(EXERCISE INPUT Opens)

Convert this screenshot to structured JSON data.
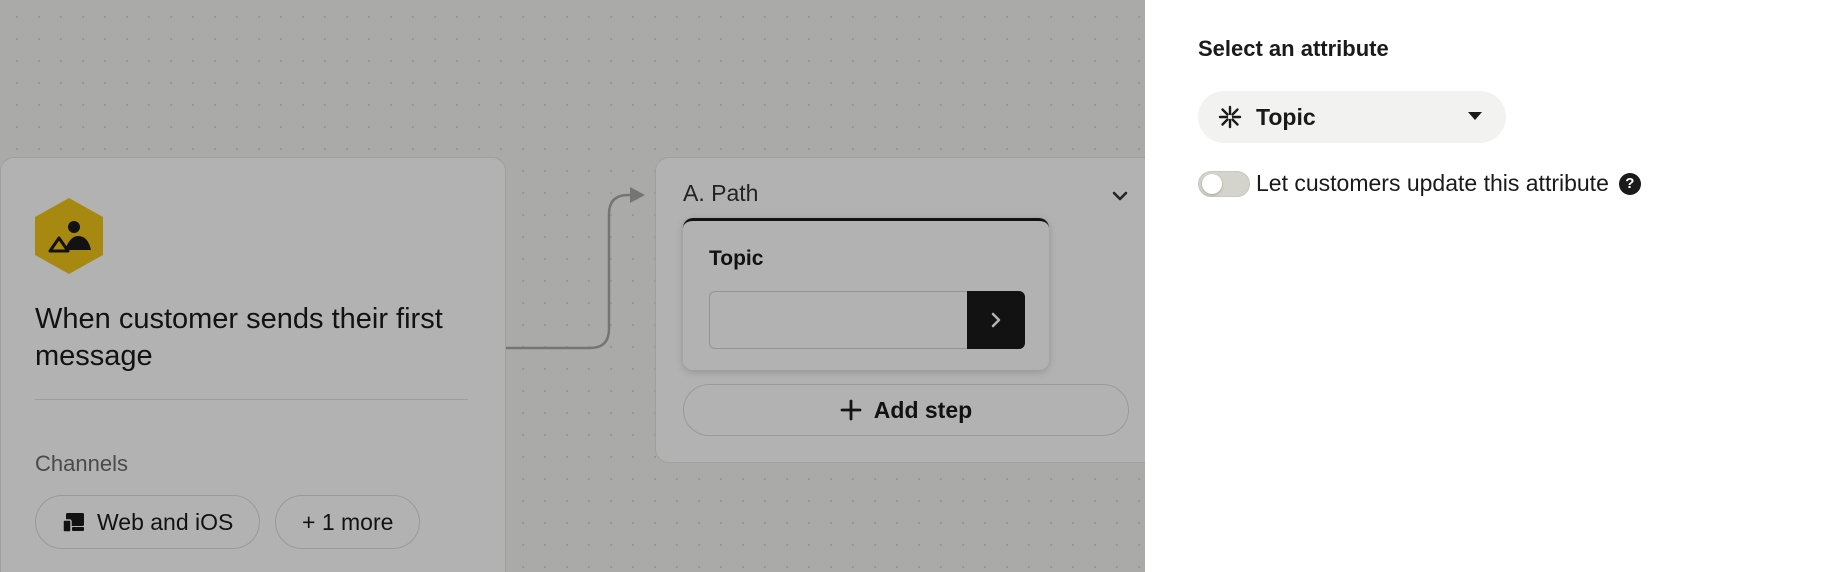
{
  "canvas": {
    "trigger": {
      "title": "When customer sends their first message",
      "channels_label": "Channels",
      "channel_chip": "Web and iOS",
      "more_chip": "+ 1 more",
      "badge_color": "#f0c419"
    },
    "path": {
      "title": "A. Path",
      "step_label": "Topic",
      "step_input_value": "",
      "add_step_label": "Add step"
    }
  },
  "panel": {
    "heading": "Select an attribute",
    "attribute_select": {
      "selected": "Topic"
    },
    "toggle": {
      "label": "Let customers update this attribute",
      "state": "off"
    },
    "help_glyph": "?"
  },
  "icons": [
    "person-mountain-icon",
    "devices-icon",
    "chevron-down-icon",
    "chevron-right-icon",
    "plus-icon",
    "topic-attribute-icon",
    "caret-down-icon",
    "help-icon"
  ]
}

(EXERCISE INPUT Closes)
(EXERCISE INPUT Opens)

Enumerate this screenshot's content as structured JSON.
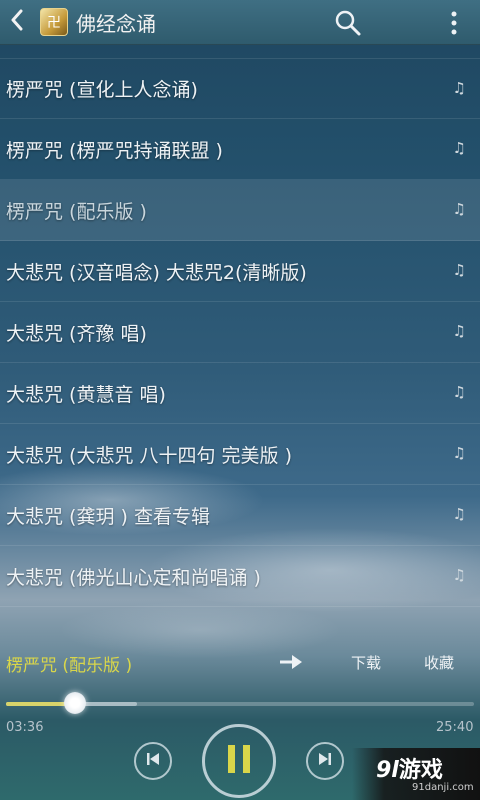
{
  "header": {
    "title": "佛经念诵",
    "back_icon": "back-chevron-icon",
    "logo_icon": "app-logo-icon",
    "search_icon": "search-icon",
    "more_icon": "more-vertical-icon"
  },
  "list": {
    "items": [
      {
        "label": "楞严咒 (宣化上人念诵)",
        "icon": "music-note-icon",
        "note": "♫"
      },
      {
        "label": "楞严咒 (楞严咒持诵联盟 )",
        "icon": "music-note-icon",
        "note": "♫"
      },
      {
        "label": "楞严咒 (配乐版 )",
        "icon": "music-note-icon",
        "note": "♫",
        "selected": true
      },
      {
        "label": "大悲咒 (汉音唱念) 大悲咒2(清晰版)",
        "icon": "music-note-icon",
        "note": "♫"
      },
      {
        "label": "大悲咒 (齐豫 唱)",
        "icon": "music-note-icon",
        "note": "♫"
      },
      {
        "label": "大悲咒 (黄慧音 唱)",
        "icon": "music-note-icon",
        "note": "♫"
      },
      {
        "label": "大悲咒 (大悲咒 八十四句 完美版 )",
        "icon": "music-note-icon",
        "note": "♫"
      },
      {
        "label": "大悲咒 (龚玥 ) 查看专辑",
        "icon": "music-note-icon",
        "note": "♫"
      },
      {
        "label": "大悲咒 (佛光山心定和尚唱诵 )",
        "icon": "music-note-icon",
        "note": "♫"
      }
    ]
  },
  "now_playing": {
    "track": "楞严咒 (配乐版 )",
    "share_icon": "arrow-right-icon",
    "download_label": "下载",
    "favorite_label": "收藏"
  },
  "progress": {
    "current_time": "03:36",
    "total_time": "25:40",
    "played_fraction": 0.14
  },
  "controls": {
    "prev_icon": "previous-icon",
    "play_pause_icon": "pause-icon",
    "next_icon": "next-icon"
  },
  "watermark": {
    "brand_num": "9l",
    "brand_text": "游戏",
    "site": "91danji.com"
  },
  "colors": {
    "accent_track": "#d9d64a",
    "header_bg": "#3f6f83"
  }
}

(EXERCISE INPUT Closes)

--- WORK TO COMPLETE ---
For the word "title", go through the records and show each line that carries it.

--- RESULT OF THIS EXERCISE ---
      "title": "When customer sends their first message",
      "title": "A. Path",
    "title": "佛经念诵",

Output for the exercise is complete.